The average age of successful entrepreneurs in the U.S. is roughly 42, according to a new study by the MIT Sloan School of Management, which challenges the popular notion of the Silicon Valley “wonderkid” — the 20-year-old university-dropout who went on to run a multi-billion dollar enterprise.
The study, a collaboration between MIT Sloan, Northwestern University’s Kellogg School of Management and the U.S. Census Bureau calls into question the narrative — most prevalent amongst venture capitalists and the startup community — that youth is a key trait of successful entrepreneurship.
“If you knew nothing else, and you had two identical ideas, one proposed by a very young person, one proposed by a middle-aged person, and that’s the only thing you have to go on, you would be better off — if you wanted to predict success — betting on a middle-aged person,” Pierre Azoulay, Professor of Entrepreneurship and Strategic Management at MIT Sloan, and lead author of the study told VICE Money.
“Basically the most successful growth-oriented startups, that is, companies that have started small but gone on to contribute to job creation, tend to be founded by older people,” Azoulay said.
The notion that young people are in fact better positioned to succeed as entrepreneurs because they are more creative, resilient, and essentially do not “worry about the negatives” is an ethos that has existed for decades now, especially in Silicon Valley, where some of the most successful companies — Facebook, Amazon and Apple — were founded by men in their 20s. Steve Jobs was just 23 when he founded Apple, and Mark Zuckerberg was 20 when he invented Facebook.

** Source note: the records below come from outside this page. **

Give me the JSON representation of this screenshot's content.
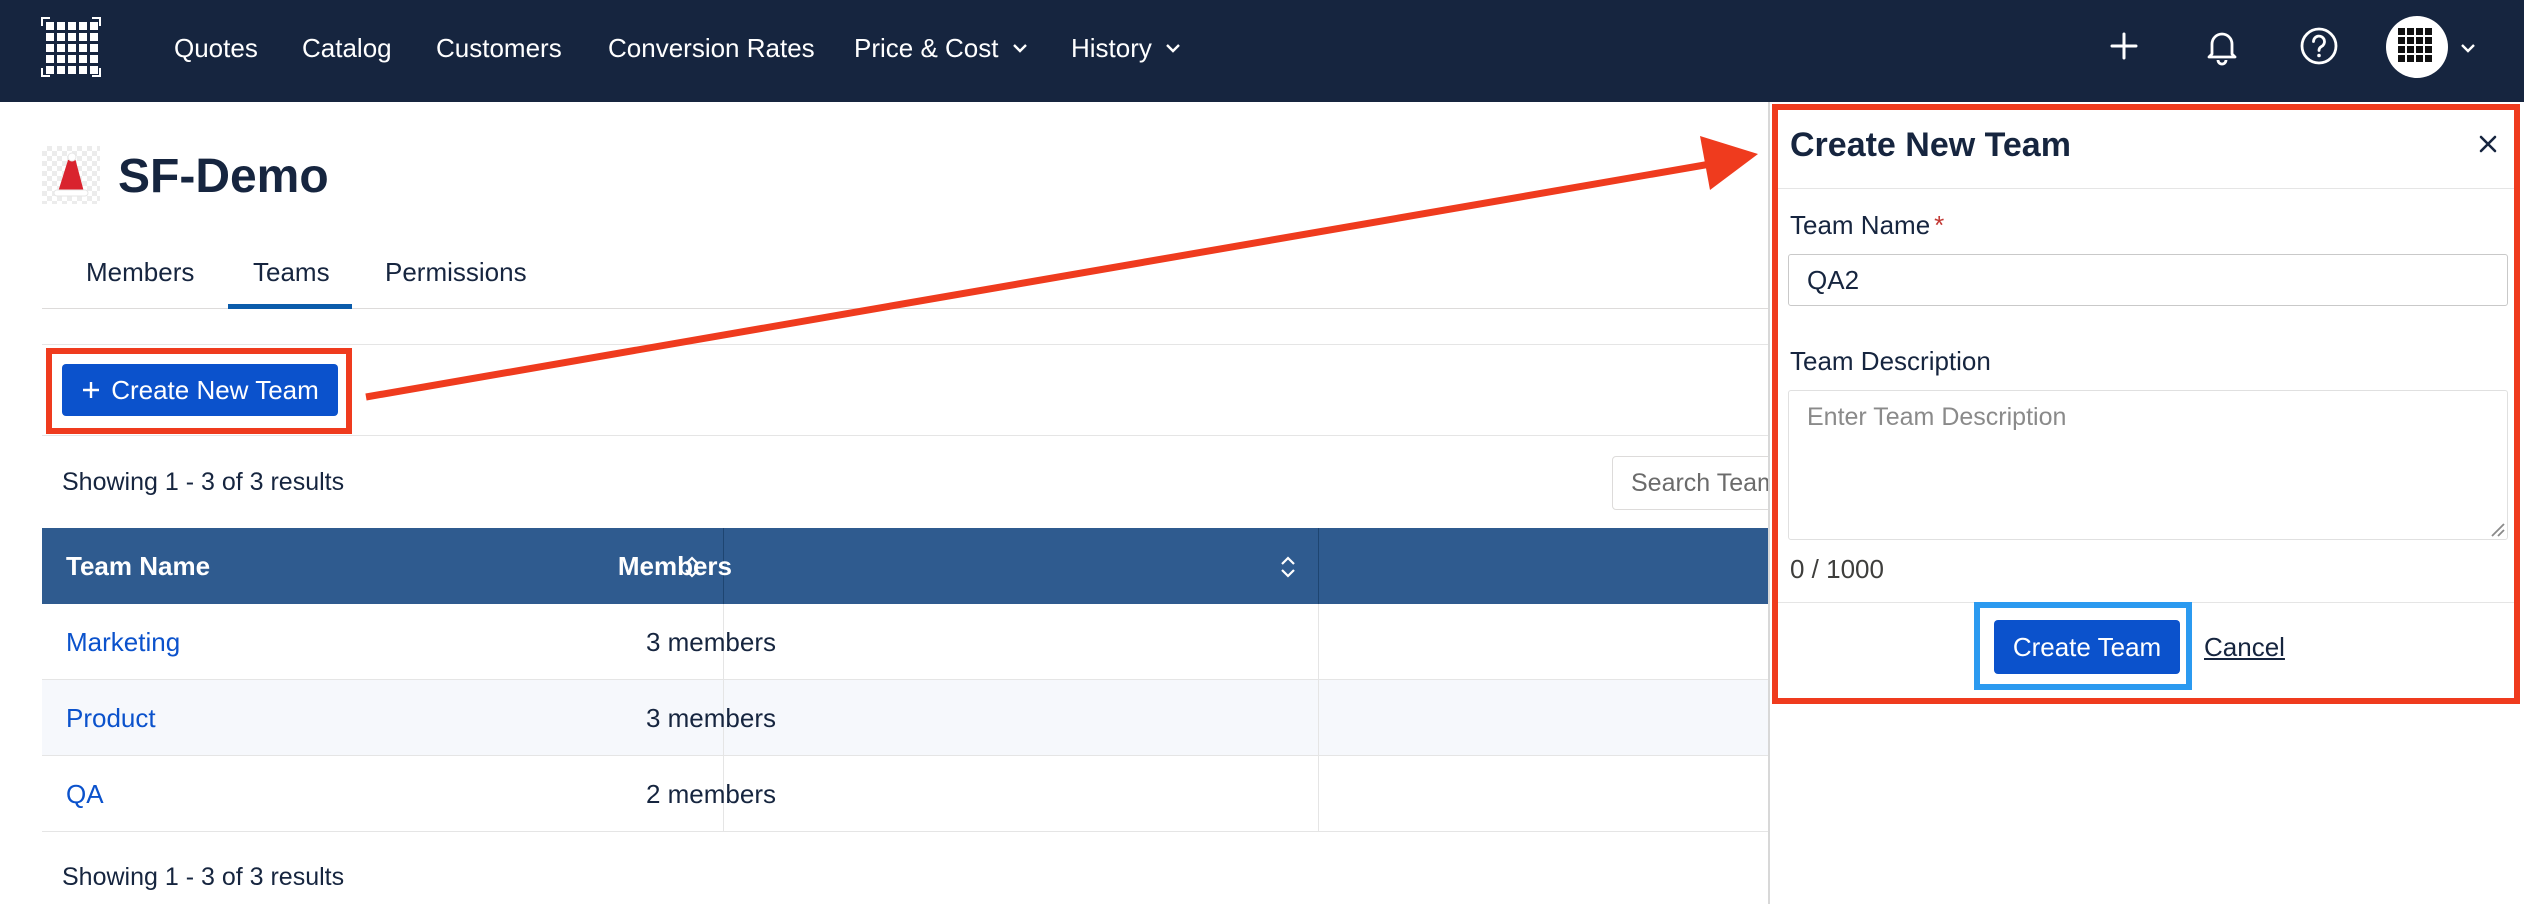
{
  "nav": {
    "items": [
      "Quotes",
      "Catalog",
      "Customers",
      "Conversion Rates",
      "Price & Cost",
      "History"
    ],
    "dropdown_items": [
      "Price & Cost",
      "History"
    ]
  },
  "page": {
    "title": "SF-Demo"
  },
  "tabs": [
    {
      "label": "Members",
      "active": false
    },
    {
      "label": "Teams",
      "active": true
    },
    {
      "label": "Permissions",
      "active": false
    }
  ],
  "toolbar": {
    "create_new_team_label": "Create New Team",
    "results_top": "Showing 1 - 3 of 3 results",
    "results_bottom": "Showing 1 - 3 of 3 results",
    "search_placeholder": "Search Teams"
  },
  "table": {
    "columns": [
      "Team Name",
      "Members"
    ],
    "rows": [
      {
        "team": "Marketing",
        "members": "3 members"
      },
      {
        "team": "Product",
        "members": "3 members"
      },
      {
        "team": "QA",
        "members": "2 members"
      }
    ]
  },
  "panel": {
    "title": "Create New Team",
    "team_name_label": "Team Name",
    "required_mark": "*",
    "team_name_value": "QA2",
    "team_description_label": "Team Description",
    "team_description_placeholder": "Enter Team Description",
    "char_count": "0 / 1000",
    "create_button_label": "Create Team",
    "cancel_label": "Cancel"
  },
  "colors": {
    "topbar": "#16253f",
    "primary": "#0b52cc",
    "table_header": "#2f5b8f",
    "annotation_red": "#ef3b1e",
    "annotation_blue": "#2b9af0"
  },
  "icons": [
    "app-grid-icon",
    "plus-icon",
    "bell-icon",
    "help-icon",
    "avatar-grid-icon",
    "chevron-down-icon",
    "sort-icon",
    "close-icon",
    "resize-grip-icon",
    "santa-hat-logo"
  ]
}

In “The Toilet Paper Entrepreneur”, author Mike Michalowicz argues that young people tend to not have preconceived notions, and are in fact far more willing to try something new. “Be young, be crazy, and launch a company!” Michalowicz, an intellectual fixture in the startup community, frequently preaches. Yet another example of how youth is emphasized in entrepreneurship is a prominent fellowship program created by venture capitalist and co-founder of PayPal, Peter Thiel — the program provides $100,000 in grants to budding entrepreneurs as long as they are under the age of 23 and drop out of school.
But the reality of America’s business landscape is vastly different. Of 2.7 million people who founded businesses in the U.S. between 2007 and 2014, and went on to hire at least one employee (a measure of “startup growth”), the average age was 42. When broken down into what kind of firms these 2.7 million people founded — in order to get a better measure of entrepreneurship in the tech world — high-tech employment, VC-backed firms and patenting firms had average founder ages of 43, 42 and 45 respectively.
Azoulay and his co-author Daniel Kim also found that entrepreneurs were 125 percent more successful if they were previously employed in a particular sector in which they are starting a business.
“In theory, we know that with age a lot of benefits accumulate,” Kim said in a press release about the study. “For instance you get a lot of human capital from experience, you also get more financial resources as you age, as well as social connections, all of which will likely boost your odds of success as an entrepreneur.”
So what about the Zuckerbergs and Elon Musks of the world? Are they simply exceptions to the rule? Yes, according to Azoulay.
“They are outliers. If you think about Zuckerberg, Jeff Bezos, Steve Jobs, they are exceptional people. And exceptional people will do exceptional things, create successful companies. But what we proved here is that for the most part, the age of entrepreneurial success is older than we think it is.”